According to Him
Muneesh Kapoor /
Being a 90s kid, sitcoms played a huge role during my formitive years. Whether it’s Kenan & Kel and Full House in English or Dekh Bhai Dekh and Zabaan Sambhalke in Hindi, they had the same formula. No matter how sticky the situation got, you knew your favourite characters would get out of it with a little help from their loved ones. To quote John Lennon, “Everything will be okay in the end. If it’s not okay, it’s not the end.” On the other hand, soap operas are diametrically opposite. Larger than life, melodramatic, going on and on for eon… and worst of all, ending each episode on a cliffhanger.
Being a UI developer at an experience design agency, I work in a room full of designers. My role on most projects is to act as a bridge (and sometimes translator) between my colleagues and the client’s tech team. This interaction between design and technology reminds me of a soap opera. Open narrative, multiple characters with huge ego, lot of crying and the project keeps going on and on. Depending on which side of the fence you are, it’s easy to make the other guy the villian. So, how do we turn this soap opera into a sitcom? A few good laughs, an emotion or two, but it ultimately concludes on a beautiful note in a timely manner. I guess you will have to read the complete series to find the answer to that question. 😜

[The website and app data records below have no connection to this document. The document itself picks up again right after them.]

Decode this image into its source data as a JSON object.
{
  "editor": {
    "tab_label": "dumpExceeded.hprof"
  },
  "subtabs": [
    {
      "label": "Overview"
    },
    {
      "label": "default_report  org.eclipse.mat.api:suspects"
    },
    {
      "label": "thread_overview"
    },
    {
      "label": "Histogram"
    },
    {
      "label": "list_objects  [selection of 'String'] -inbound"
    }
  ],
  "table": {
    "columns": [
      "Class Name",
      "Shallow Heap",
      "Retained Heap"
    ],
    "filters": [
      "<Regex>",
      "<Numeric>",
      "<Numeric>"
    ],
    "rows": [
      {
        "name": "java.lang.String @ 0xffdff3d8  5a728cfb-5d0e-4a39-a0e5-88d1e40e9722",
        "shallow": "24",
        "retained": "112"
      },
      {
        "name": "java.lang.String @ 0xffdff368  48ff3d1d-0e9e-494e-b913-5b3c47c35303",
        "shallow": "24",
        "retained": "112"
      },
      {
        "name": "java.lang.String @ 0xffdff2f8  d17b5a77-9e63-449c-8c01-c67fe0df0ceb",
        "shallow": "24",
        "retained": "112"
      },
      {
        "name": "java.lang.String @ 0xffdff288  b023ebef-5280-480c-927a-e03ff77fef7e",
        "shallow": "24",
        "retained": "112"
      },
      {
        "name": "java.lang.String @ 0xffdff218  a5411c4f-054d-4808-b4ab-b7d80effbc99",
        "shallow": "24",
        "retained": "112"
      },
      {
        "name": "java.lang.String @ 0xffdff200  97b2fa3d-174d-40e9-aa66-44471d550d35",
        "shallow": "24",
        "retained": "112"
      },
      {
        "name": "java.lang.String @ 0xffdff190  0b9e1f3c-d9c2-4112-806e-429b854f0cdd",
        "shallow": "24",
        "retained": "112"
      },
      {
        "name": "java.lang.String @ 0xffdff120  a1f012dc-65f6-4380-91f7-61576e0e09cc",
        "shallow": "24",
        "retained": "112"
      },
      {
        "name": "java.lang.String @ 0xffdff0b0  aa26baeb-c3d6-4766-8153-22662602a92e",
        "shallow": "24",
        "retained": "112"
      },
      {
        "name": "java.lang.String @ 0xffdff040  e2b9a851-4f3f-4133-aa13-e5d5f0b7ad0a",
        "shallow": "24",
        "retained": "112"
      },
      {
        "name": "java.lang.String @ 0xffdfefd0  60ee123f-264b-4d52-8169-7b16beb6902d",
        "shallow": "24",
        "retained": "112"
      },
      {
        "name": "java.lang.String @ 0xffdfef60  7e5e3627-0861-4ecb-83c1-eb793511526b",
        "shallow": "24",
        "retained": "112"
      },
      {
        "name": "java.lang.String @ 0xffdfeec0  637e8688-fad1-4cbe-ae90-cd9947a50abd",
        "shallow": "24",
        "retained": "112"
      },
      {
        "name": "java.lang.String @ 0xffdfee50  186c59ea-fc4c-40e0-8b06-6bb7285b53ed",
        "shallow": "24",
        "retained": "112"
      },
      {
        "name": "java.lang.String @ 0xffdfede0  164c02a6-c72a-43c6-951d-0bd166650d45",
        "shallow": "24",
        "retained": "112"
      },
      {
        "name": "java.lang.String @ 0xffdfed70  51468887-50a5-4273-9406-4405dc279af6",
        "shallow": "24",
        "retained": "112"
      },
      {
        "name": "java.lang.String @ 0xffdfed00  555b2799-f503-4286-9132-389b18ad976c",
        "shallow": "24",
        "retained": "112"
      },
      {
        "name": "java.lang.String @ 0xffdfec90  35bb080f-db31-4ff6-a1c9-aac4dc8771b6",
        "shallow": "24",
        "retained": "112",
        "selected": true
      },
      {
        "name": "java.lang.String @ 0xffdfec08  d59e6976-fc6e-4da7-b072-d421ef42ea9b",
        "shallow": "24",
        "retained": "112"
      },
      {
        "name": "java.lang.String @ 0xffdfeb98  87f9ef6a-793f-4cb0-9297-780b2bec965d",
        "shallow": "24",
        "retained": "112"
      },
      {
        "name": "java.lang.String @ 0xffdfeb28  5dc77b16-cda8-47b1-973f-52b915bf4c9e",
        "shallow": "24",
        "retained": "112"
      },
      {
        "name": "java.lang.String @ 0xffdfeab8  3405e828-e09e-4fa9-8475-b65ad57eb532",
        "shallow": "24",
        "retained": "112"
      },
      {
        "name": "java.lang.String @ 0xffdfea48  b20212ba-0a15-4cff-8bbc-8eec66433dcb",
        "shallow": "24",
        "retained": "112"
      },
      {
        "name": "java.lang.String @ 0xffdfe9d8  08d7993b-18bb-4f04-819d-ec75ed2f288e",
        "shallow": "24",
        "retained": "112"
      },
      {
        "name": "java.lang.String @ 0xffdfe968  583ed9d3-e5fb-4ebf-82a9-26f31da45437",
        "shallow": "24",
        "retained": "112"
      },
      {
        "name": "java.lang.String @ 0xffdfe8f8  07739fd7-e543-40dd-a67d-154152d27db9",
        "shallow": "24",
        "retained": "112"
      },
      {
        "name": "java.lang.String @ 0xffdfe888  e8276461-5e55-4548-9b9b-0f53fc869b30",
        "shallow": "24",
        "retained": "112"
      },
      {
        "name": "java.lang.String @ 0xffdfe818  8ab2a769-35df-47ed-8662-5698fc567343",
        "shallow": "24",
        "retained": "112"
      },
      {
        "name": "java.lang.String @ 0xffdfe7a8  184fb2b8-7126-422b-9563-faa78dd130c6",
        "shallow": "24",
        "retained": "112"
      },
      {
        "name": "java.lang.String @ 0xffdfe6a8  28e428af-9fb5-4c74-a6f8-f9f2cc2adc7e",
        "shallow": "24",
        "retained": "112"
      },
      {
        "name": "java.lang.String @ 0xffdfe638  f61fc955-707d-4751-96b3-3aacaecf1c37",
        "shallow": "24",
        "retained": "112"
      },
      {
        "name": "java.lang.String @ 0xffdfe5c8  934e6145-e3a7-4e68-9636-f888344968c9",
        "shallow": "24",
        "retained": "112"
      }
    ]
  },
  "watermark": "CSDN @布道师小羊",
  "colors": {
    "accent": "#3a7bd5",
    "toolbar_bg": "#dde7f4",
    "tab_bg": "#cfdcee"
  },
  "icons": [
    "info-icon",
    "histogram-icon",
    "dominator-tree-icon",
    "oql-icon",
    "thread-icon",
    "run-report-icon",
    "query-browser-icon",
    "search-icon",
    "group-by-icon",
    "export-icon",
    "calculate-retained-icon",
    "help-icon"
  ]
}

When we talk about good design, we tend to focus on two aspects: user needs and business goals. Business goals are catered to by performing stakeholder interview with everyone who has a stake in the success of project. We then conduct user research to understand users’ characteristics, aims, and behaviours towards achieving these aims. Such designs look great on paper. The problem is that they look great only on paper. The final product looks somewhat like this!
The reason behind this is that designers tend to ignore the third and equally important aspect in any UX design project i.e. technology. Having a look at the designs through the lens of technology will show how feasible the solution really is. Sometimes, designers really need that dose of reality. At the end of the day, it’s technology that will convert these designs from a pipe dream to a piece of art. I can feel the design community collectively rolling their eyes at that last statement.
In today’s UX world, the word ‘technical constraints’ has a negative connotation to it. It is commonly used by business and development teams to shoot down ideas without giving it a second thought. Little do they realise that pushing the envelope of tech constraints will lead to innovation. So, it’s time to embrace this word to achieve the project’s full potential.